You know, since about the 1850s or ’60s in New Hampshire and Vermont, there has been a system called Town Tuition. Uh, it is a system where basically the money follows the child. And it became about because there were a lot of small towns in New Hampshire and Vermont where maybe they didn’t have enough money to have a middle school and a high school, or whatever. So there’s been this, you can go to … It used to be you can go to parochial schools, you can go to private schools. Up until the 1980s, you could go to parochial schools. And they’ve had this in place for, you know, 150 years.

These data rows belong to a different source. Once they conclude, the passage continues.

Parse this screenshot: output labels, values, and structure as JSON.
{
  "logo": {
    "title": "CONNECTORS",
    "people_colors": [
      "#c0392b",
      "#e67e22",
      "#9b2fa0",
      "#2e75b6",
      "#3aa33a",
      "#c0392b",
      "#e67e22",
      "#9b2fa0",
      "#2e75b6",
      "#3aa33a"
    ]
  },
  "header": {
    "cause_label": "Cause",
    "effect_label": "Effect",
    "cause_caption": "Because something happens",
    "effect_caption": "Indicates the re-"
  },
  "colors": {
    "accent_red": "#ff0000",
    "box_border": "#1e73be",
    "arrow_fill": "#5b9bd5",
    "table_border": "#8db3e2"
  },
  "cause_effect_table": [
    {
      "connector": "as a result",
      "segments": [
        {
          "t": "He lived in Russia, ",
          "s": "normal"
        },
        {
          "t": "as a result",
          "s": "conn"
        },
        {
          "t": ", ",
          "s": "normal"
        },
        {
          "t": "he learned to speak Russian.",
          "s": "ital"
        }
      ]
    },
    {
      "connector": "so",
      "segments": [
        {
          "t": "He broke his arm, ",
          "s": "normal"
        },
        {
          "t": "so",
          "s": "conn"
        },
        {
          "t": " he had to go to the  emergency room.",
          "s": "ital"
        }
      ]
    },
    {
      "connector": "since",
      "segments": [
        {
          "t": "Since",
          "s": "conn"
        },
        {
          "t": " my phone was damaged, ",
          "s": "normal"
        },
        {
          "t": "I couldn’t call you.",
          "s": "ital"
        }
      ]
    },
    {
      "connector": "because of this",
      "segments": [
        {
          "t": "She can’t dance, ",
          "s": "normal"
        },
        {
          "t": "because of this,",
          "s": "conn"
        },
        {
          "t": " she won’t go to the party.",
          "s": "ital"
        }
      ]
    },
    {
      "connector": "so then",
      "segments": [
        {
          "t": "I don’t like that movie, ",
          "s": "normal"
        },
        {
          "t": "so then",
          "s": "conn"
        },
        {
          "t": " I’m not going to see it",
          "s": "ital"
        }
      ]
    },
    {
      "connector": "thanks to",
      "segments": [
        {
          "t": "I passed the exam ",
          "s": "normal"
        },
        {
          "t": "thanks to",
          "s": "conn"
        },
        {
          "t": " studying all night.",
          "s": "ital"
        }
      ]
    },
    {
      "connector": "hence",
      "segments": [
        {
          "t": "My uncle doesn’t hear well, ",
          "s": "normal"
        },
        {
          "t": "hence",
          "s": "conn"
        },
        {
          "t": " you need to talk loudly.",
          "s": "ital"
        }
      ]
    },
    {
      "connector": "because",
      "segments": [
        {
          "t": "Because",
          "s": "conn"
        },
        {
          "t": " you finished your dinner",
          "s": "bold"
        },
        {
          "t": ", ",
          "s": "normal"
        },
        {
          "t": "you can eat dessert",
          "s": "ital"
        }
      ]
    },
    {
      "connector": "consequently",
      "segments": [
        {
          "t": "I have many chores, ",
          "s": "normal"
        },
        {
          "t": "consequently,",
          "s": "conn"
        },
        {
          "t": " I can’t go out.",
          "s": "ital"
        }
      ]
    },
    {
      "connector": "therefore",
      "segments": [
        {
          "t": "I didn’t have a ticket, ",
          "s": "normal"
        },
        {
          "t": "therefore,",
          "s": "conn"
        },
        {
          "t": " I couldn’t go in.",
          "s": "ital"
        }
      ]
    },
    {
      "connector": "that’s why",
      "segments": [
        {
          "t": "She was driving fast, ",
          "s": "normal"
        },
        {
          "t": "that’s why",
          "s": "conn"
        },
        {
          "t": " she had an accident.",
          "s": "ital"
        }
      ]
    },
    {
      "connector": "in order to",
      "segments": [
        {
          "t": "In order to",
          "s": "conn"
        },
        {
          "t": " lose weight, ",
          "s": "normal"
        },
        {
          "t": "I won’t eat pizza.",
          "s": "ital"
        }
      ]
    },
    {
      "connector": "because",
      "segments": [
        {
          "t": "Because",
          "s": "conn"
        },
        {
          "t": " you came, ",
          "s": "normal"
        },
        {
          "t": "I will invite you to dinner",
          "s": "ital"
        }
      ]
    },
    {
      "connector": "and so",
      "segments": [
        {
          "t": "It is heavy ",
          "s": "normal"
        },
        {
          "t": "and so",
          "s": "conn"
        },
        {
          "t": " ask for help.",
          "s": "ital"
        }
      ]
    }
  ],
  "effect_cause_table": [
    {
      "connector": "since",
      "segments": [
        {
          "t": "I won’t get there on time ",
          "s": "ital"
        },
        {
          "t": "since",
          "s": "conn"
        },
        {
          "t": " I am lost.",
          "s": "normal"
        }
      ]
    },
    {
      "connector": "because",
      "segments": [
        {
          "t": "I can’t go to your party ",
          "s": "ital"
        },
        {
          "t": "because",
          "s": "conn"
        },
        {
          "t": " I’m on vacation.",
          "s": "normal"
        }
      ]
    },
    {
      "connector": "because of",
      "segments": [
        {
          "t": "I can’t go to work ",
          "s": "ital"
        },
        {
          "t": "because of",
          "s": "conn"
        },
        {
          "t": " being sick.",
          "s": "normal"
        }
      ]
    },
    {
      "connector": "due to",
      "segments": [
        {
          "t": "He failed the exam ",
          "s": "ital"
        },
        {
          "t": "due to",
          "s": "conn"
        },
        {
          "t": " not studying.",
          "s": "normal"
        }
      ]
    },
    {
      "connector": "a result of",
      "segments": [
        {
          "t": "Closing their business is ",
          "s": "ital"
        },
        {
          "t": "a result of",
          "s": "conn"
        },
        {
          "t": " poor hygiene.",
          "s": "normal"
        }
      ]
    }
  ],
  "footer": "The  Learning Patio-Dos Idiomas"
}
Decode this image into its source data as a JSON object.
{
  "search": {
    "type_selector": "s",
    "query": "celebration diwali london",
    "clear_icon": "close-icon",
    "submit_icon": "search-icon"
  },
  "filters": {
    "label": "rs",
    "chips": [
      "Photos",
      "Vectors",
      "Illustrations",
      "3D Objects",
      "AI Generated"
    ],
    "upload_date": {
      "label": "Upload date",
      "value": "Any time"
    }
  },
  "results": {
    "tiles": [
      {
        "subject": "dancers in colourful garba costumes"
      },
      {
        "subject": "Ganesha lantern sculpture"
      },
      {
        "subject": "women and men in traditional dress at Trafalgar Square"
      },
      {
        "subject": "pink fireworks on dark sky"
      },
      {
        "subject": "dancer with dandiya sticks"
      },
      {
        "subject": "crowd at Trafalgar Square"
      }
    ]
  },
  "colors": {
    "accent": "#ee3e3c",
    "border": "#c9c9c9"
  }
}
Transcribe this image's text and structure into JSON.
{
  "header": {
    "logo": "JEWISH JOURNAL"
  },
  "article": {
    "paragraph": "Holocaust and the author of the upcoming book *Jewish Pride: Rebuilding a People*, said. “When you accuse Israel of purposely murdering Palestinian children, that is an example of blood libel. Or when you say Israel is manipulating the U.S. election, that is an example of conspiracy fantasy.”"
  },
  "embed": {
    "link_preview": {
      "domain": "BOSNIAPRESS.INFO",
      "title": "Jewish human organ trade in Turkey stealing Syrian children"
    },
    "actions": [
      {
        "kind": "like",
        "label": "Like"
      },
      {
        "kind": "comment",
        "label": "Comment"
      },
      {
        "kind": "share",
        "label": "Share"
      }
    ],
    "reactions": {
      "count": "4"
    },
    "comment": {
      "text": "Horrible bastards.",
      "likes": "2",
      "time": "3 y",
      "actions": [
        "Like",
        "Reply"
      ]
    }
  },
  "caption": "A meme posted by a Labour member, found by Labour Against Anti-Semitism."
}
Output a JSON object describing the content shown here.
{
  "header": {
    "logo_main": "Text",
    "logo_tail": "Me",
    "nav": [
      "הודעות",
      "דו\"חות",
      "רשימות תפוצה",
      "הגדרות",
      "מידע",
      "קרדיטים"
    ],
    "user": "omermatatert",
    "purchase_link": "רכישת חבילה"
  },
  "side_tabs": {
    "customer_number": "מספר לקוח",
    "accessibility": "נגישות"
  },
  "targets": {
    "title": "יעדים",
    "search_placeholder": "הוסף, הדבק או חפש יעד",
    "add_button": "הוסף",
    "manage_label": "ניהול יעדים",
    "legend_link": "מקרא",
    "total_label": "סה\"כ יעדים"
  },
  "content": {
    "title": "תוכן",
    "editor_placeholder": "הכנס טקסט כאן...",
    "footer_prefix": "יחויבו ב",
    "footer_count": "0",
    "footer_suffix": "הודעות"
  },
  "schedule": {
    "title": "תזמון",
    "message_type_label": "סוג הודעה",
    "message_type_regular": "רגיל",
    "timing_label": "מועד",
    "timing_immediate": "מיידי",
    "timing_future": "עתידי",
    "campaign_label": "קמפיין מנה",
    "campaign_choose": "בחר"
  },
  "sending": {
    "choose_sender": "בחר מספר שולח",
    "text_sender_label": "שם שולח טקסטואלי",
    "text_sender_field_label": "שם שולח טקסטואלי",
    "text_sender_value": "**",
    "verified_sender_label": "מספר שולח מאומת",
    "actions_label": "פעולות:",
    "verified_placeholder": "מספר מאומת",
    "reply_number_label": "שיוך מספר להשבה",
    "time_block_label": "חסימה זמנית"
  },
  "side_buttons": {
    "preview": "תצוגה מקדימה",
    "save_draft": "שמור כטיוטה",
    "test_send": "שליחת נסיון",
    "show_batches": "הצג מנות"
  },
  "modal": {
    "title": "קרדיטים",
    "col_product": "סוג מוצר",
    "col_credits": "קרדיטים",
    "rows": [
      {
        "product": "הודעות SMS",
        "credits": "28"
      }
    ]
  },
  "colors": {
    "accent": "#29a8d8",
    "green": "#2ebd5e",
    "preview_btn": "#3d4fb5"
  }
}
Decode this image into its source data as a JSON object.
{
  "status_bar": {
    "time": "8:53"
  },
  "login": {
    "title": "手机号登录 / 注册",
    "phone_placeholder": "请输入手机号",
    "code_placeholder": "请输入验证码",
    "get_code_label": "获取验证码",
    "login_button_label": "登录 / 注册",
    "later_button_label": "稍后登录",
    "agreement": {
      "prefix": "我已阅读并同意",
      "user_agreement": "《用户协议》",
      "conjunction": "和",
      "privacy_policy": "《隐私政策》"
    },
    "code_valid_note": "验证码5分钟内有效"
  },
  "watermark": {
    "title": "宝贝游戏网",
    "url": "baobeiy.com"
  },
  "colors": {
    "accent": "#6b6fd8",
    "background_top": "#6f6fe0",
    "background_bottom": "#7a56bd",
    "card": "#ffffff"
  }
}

Um, hav- are you aware of that system? Had you heard about it? Has anybody looked at it if so? Because it seems like we got a model that’s worked for 150 years, and, you know, but nobody seems to know about it.
Rep Todd Jones:
So, I would, A, yes, I am aware of it. B, I also agree with you that no one is aware about it, is- is aware of those programs. But you’re starting to see maybe not exact replicas, but at least I’ll say, a- a- a good overlap, uh, in Arkansas, you’re starting to see, in Florida, in terms of what they voted last Thursday in terms of universal money follows the student. So, these are I’ll say concepts that are starting to sweep across the country, especially in those states that lean red or hard red. And we hope that our, and coming back to 233, we feel as if we have tailored this in such a way, uh, that to your exact point, if the school’s in the bottom 25% of our state, we’re not looking to do anything adverse to that school.
I want to be clear. If a student takes a voucher from one of those school systems, the per capita funding actually goes up, not goes down, and that’s a long formula and a, probably for a longer conversation. But we see this as an and, Martha, not an or. We’re gonna continue to fund public education, totally fund public education and provide those students who are districted to a bottom 25% school to be able to have an opportunity to do something else, because let’s face it, education is the great equalizer.
Amen to that, you know. Education and economics is what separates us. Okay.
Rep Todd Jones:
And that’s what we need to- to look at. Um, of course, I’ve gotten a number of question when the people heard you were gonna be on. I got some questions that I’ve k- kind of compiled because they were all on the same topic. Um, Florida made some big changes in their education system back during Governor Bush. And- and e- essentially by adding choice-…”